Nationality & Life Dates:
American, born Mexico, 1895–1963
Untitled (La Inmaculada)
Crayon, pencil, watercolor, on collaged papers
92 x 45 inches
Purchase with T. Marshall Hahn Folk Art Acquisition Fund for the T. Marshall Hahn Collection
Currently Not on View
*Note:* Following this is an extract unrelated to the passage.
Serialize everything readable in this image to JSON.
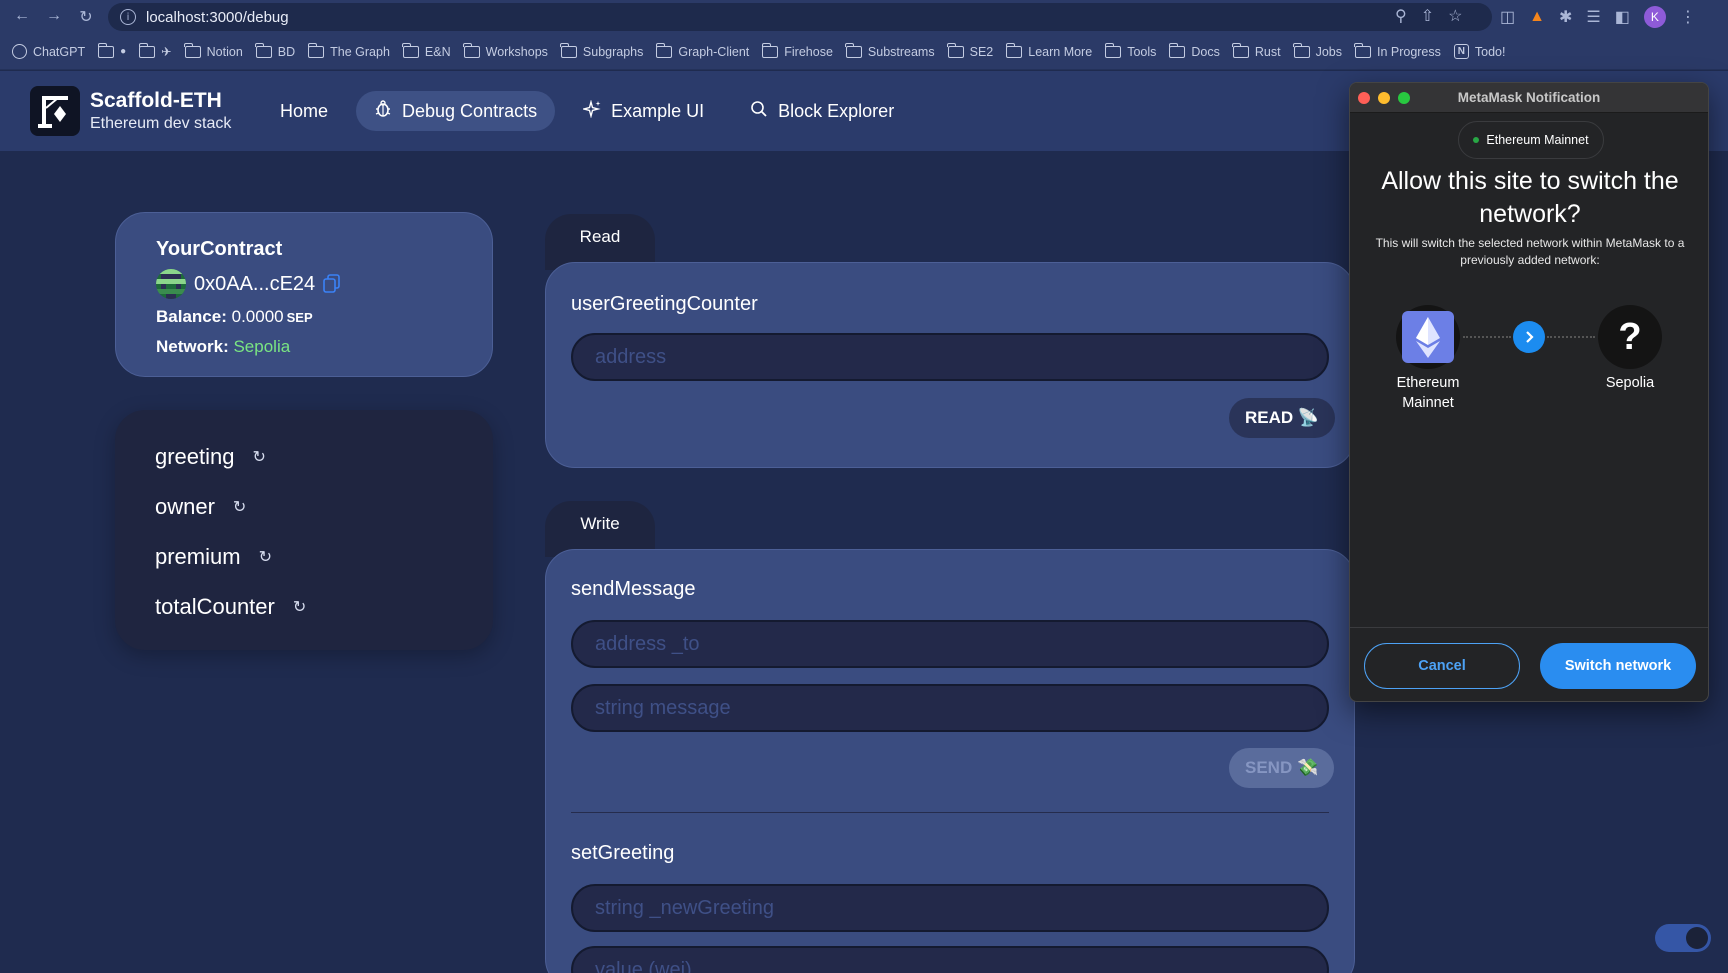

During the thirty years Martín Ramírez was hospitalized for schizophrenia, he created a body of powerful artworks built around a group of personal icons, including the Madonna figure he depicted many times. Ramírez spent his early years in the Mexican state of Jalisco, where he saw Roman Catholic icons, locally carved figures, and regional interpretations of European religious symbols such as the Virgin of the Immaculate Conception, or Inmaculada, which presents the Madonna as described in the twelfth chapter of the Book of Revelation. Ramírez’s large Inmaculada is dressed in Indian clothing and stands on a globe, like the moon of the traditional Inmaculada.